Problem solvers revel in hard data. They dismiss others’ intuition as inferior to facts. Gut feelings are deemed inappropriate and risky. They require a high level of certainty. But when data are hard to obtain or seem misleading, these leaders struggle to make decisions. Pulling the trigger without enough assurance seems riskier than doing nothing. Appealing to their common sense proves fruitless.

Over-analysis is never a problem for obsessive troubleshooters—the more, the better. Extended analysis may uncover other problems—an effective bonus in the war against trouble. Discovering hidden problems is a delightful find for them, akin to uncovering a treasure no one else has spotted.

Problem solvers have trouble taking criticism, which they view as a roadblock to progress or a detriment to morale. But they often accept it as the price to pay for fulfilling their role as protector of the people. Criticism would be far worse if their careful analysis failed to catch problems.

When working with problem solvers, try to understand their perspective and appreciate their gifts of discernment and analysis. Know that they don’t intentionally bog things down with their hyper-focus. Their goals are honorable, though they may pursue them in disruptive ways.

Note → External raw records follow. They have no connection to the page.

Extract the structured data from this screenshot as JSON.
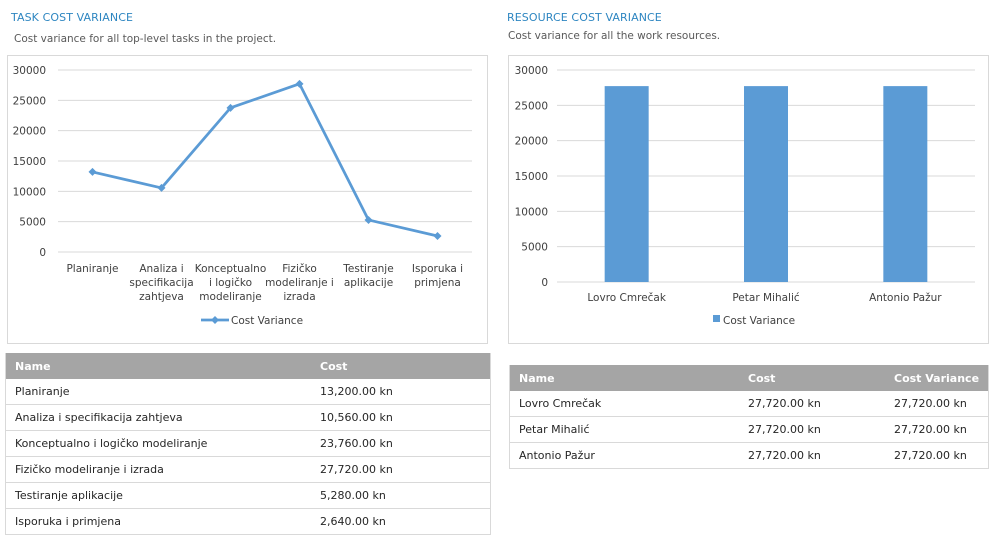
{
  "task_section": {
    "title": "TASK COST VARIANCE",
    "subtitle": "Cost variance for all top-level tasks in the project."
  },
  "resource_section": {
    "title": "RESOURCE COST VARIANCE",
    "subtitle": "Cost variance for all the work resources."
  },
  "chart_data": [
    {
      "type": "line",
      "categories": [
        [
          "Planiranje"
        ],
        [
          "Analiza i",
          "specifikacija",
          "zahtjeva"
        ],
        [
          "Konceptualno",
          "i logičko",
          "modeliranje"
        ],
        [
          "Fizičko",
          "modeliranje i",
          "izrada"
        ],
        [
          "Testiranje",
          "aplikacije"
        ],
        [
          "Isporuka i",
          "primjena"
        ]
      ],
      "series": [
        {
          "name": "Cost Variance",
          "values": [
            13200,
            10560,
            23760,
            27720,
            5280,
            2640
          ]
        }
      ],
      "yticks": [
        "30000",
        "25000",
        "20000",
        "15000",
        "10000",
        "5000",
        "0"
      ],
      "ylim": [
        0,
        30000
      ],
      "grid": true,
      "legend": "bottom",
      "color": "#5b9bd5"
    },
    {
      "type": "bar",
      "categories": [
        "Lovro Cmrečak",
        "Petar Mihalić",
        "Antonio Pažur"
      ],
      "series": [
        {
          "name": "Cost Variance",
          "values": [
            27720,
            27720,
            27720
          ]
        }
      ],
      "yticks": [
        "30000",
        "25000",
        "20000",
        "15000",
        "10000",
        "5000",
        "0"
      ],
      "ylim": [
        0,
        30000
      ],
      "grid": true,
      "legend": "bottom",
      "color": "#5b9bd5"
    }
  ],
  "task_table": {
    "headers": [
      "Name",
      "Cost"
    ],
    "rows": [
      [
        "Planiranje",
        "13,200.00 kn"
      ],
      [
        "Analiza i specifikacija zahtjeva",
        "10,560.00 kn"
      ],
      [
        "Konceptualno i logičko modeliranje",
        "23,760.00 kn"
      ],
      [
        "Fizičko modeliranje i izrada",
        "27,720.00 kn"
      ],
      [
        "Testiranje aplikacije",
        "5,280.00 kn"
      ],
      [
        "Isporuka i primjena",
        "2,640.00 kn"
      ]
    ]
  },
  "resource_table": {
    "headers": [
      "Name",
      "Cost",
      "Cost Variance"
    ],
    "rows": [
      [
        "Lovro Cmrečak",
        "27,720.00 kn",
        "27,720.00 kn"
      ],
      [
        "Petar Mihalić",
        "27,720.00 kn",
        "27,720.00 kn"
      ],
      [
        "Antonio Pažur",
        "27,720.00 kn",
        "27,720.00 kn"
      ]
    ]
  }
}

Minimizing Challenges

Problem-solving leaders shouldn’t be expected to forsake their analytical skills or interests, but they can certainly use them in more helpful ways. All organizations have problems, requiring people with keen eyes and minds to solve them.

Problem solvers can learn to develop good personal relationships with peers and subordinates, thus ensuring greater trust in people, processes, practices and products, Dr. Chestnut suggests. An experienced executive coach can help them reduce skepticism and embrace challenges realistically. Rewarding relationships help dull fears of trouble and build greater confidence in well-managed systems. Getting to know problem solvers and hearing them out helps them appreciate relationships and focus on people over data.

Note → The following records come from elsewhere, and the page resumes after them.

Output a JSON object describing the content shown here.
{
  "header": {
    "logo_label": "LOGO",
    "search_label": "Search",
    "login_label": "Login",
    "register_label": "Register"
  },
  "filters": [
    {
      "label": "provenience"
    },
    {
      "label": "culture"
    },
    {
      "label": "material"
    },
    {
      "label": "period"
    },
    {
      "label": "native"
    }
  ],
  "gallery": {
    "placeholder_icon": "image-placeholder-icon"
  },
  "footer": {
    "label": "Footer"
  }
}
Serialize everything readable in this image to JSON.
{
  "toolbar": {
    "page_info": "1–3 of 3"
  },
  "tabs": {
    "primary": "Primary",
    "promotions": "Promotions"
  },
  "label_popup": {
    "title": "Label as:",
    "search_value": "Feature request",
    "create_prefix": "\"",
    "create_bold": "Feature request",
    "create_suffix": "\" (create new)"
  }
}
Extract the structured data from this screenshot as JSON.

Problem-solving leaders can develop better people skills and recognize how others respond to their actions. A coach can guide them through this process, helping them see how defiant or critical questions invite resistance. Leaders can learn to present their ideas more effectively, with everyone’s best interests in mind—a decidedly more palatable proposition. They can work on accepting feedback and consensus. They can express their intentions honorably and seek collaboration sincerely. Ultimately, they’ll learn to work the relationship side of the equation and be rewarded with better professional experiences.

Chronic problem solvers make the greatest strides in overcoming their foundational fears by seeing, admitting and facing them. A coach will point out that searching for problems is a sign of anxiety or negative thinking. A leader’s confidence is the best weapon to override fears and build positivity.

Uncertainty is a given in leadership and life, and self-assurance is vital to achieving success. Problem solvers know they have the skills to identify and mitigate risks, but they also want to trust their abilities to tackle major issues and decisions. Problems are plentiful enough; no one needs to go looking for more. Train your staff to tackle lesser problems, and delegate appropriately. Qualified employees with excellent judgment can lighten your load and any associated anxiety.

Problem-solving leaders must find an effective balance between their analytical skills and everyday time constraints by allowing others to help them. With a healthier mindset, free from fear and anxiety, they can manage problems constructively and unify people, without frustrating or discouraging them.